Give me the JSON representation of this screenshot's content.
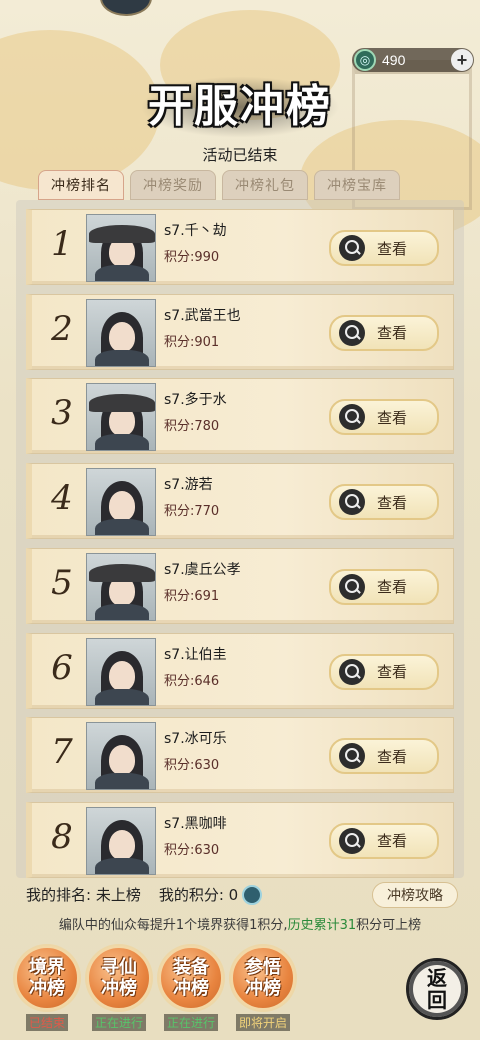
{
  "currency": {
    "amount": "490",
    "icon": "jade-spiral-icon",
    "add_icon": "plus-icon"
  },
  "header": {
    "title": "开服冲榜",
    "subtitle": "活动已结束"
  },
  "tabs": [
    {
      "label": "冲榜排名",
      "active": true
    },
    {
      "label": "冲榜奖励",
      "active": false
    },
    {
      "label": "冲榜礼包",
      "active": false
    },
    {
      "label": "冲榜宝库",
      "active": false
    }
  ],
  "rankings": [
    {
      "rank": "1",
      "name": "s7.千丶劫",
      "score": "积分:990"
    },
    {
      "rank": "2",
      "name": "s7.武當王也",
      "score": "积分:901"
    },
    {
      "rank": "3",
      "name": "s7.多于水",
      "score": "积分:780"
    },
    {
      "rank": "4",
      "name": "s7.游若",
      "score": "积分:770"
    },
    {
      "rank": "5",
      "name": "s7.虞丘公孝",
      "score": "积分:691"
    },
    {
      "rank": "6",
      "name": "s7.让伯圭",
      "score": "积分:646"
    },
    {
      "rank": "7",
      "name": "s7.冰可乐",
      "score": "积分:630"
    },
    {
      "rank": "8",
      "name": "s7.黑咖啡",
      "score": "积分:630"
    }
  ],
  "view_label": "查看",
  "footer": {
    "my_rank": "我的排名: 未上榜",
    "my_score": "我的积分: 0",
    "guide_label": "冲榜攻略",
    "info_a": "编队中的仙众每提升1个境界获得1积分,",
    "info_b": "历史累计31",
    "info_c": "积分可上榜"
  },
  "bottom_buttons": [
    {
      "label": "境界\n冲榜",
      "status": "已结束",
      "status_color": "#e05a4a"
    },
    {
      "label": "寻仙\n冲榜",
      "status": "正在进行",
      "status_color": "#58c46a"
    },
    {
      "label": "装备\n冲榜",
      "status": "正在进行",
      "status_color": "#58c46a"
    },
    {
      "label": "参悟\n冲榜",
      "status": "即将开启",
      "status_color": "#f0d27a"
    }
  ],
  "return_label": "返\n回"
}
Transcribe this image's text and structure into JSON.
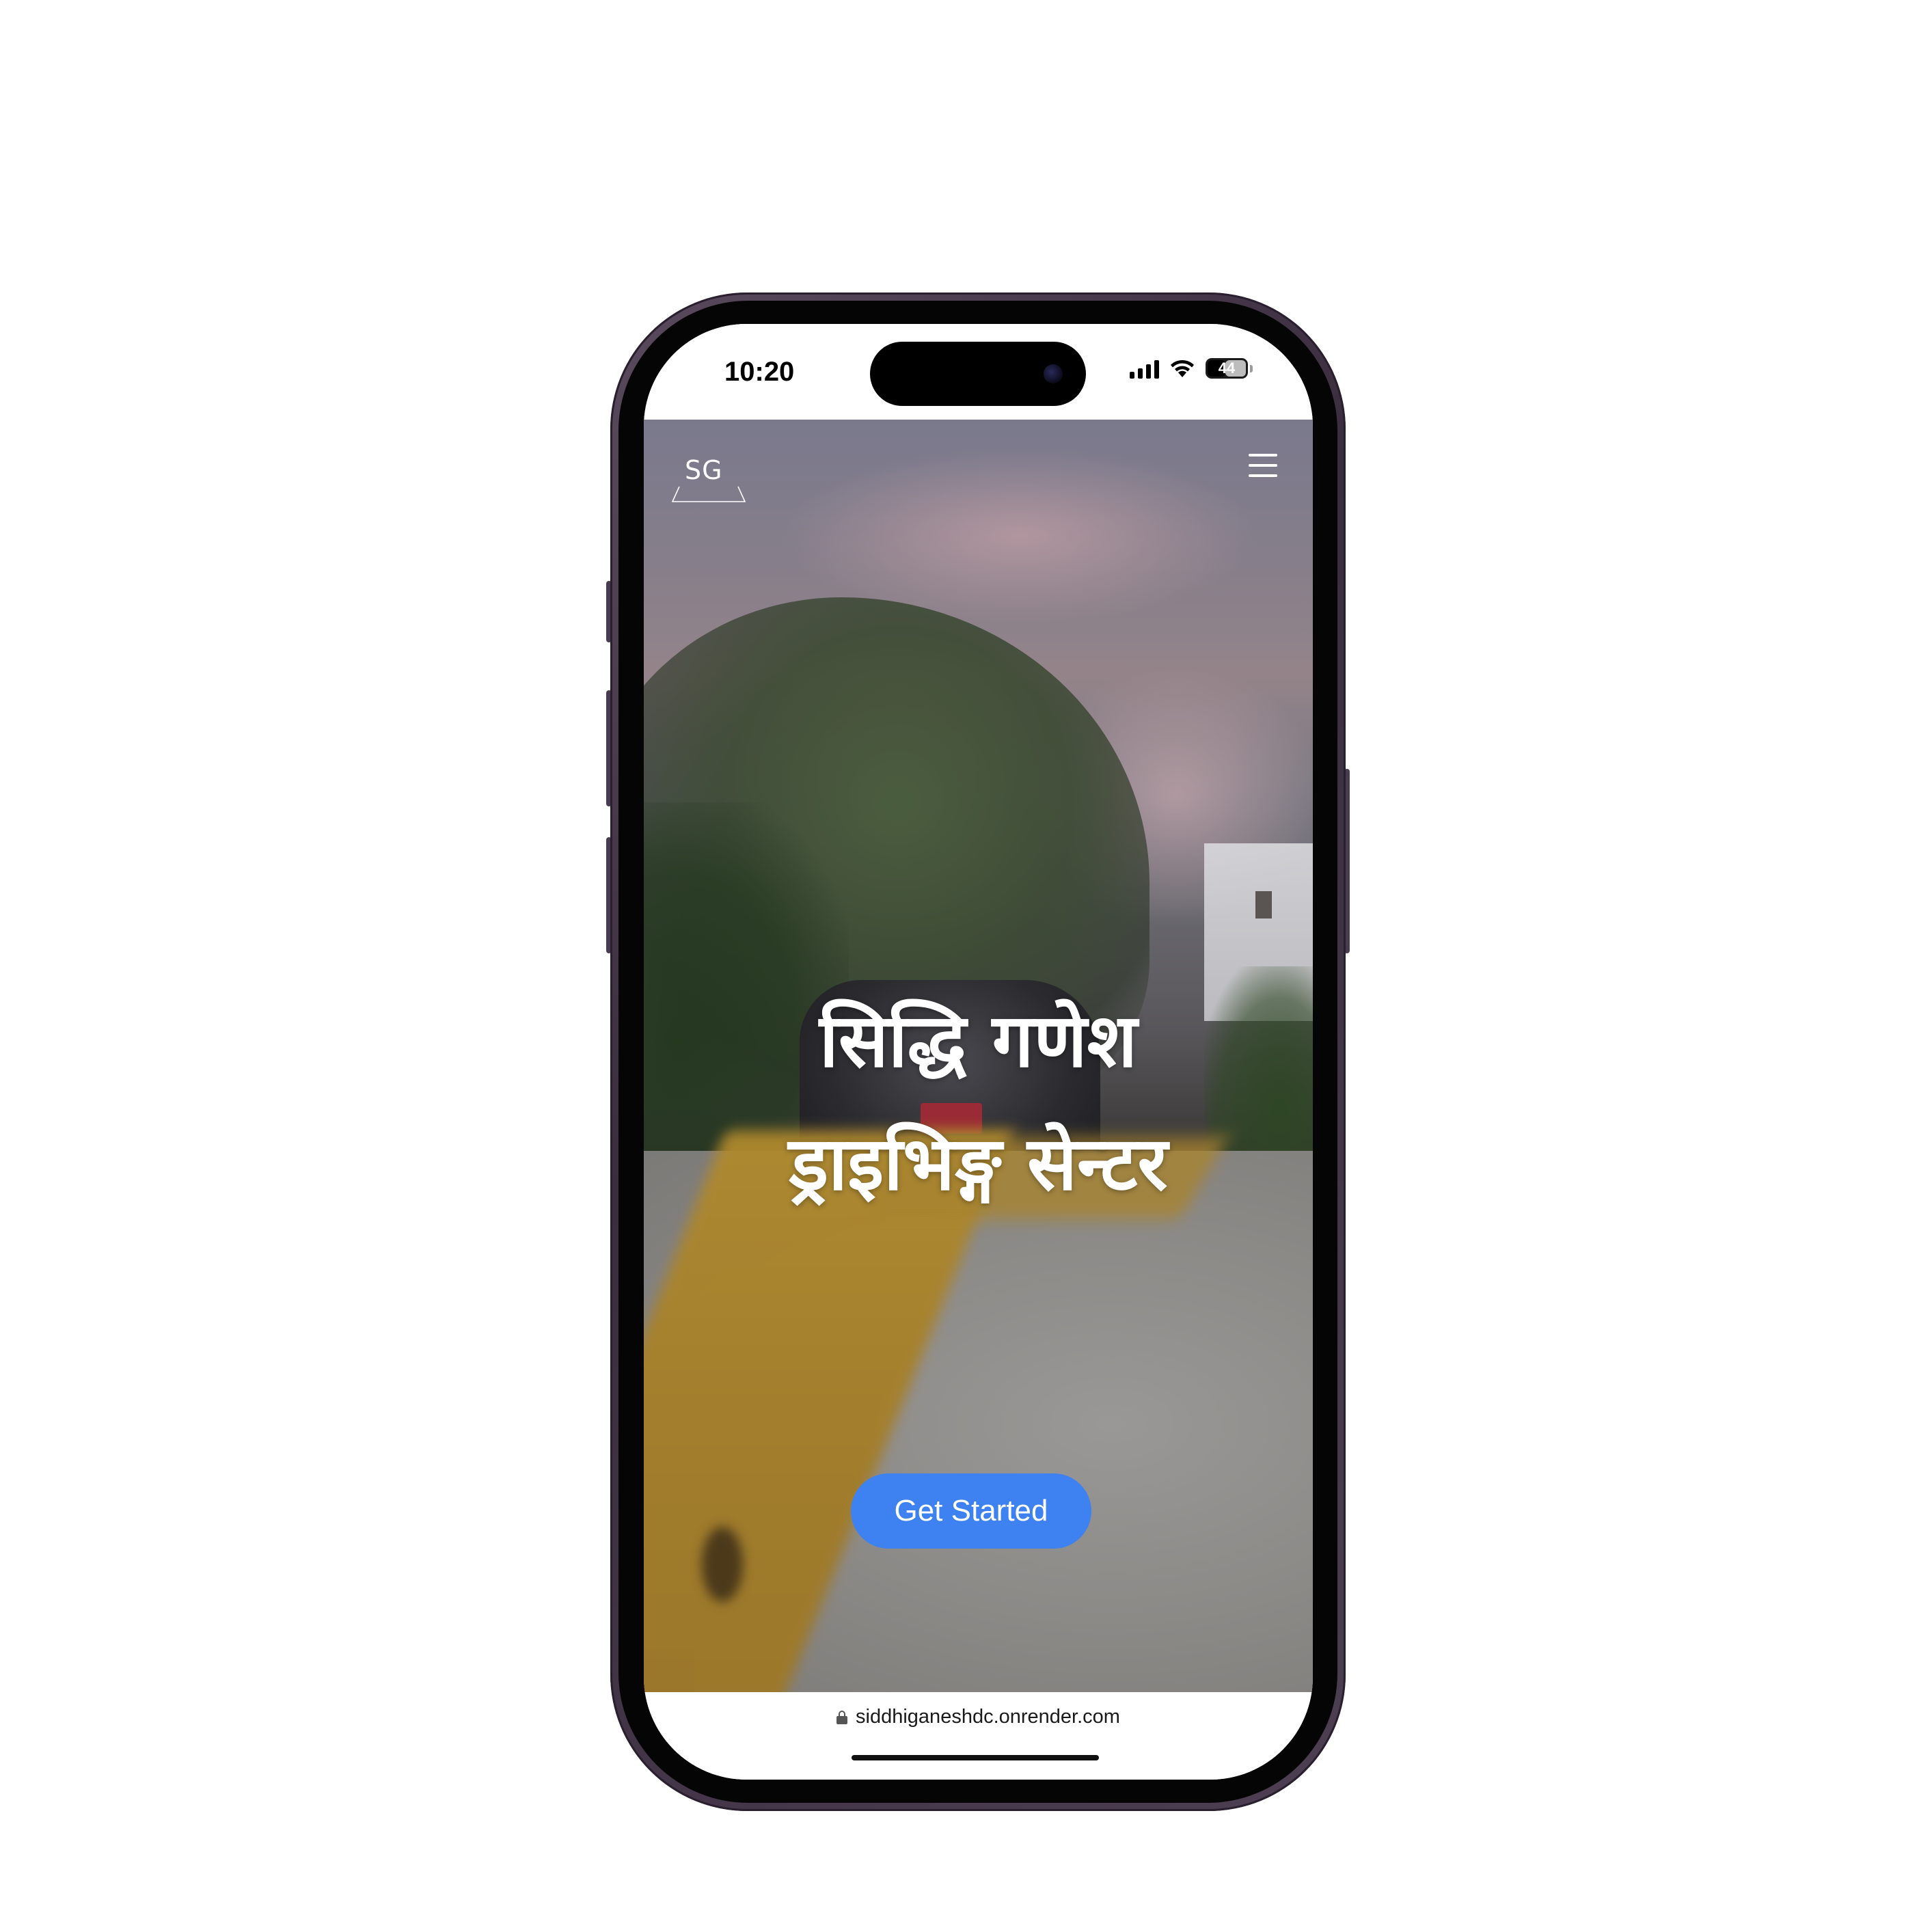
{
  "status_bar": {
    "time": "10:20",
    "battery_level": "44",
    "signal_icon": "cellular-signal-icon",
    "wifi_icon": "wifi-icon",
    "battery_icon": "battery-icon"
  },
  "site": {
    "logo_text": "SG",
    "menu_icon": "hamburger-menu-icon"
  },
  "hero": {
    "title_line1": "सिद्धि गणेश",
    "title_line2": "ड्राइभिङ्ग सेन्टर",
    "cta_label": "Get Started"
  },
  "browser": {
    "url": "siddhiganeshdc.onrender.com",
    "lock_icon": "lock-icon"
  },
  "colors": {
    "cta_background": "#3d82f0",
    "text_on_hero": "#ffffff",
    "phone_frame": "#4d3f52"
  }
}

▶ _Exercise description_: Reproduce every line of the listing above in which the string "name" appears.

▶ _Exercise result_:
      "name": "s7.千丶劫",
      "name": "s7.武當王也",
      "name": "s7.多于水",
      "name": "s7.游若",
      "name": "s7.虞丘公孝",
      "name": "s7.让伯圭",
      "name": "s7.冰可乐",
      "name": "s7.黑咖啡",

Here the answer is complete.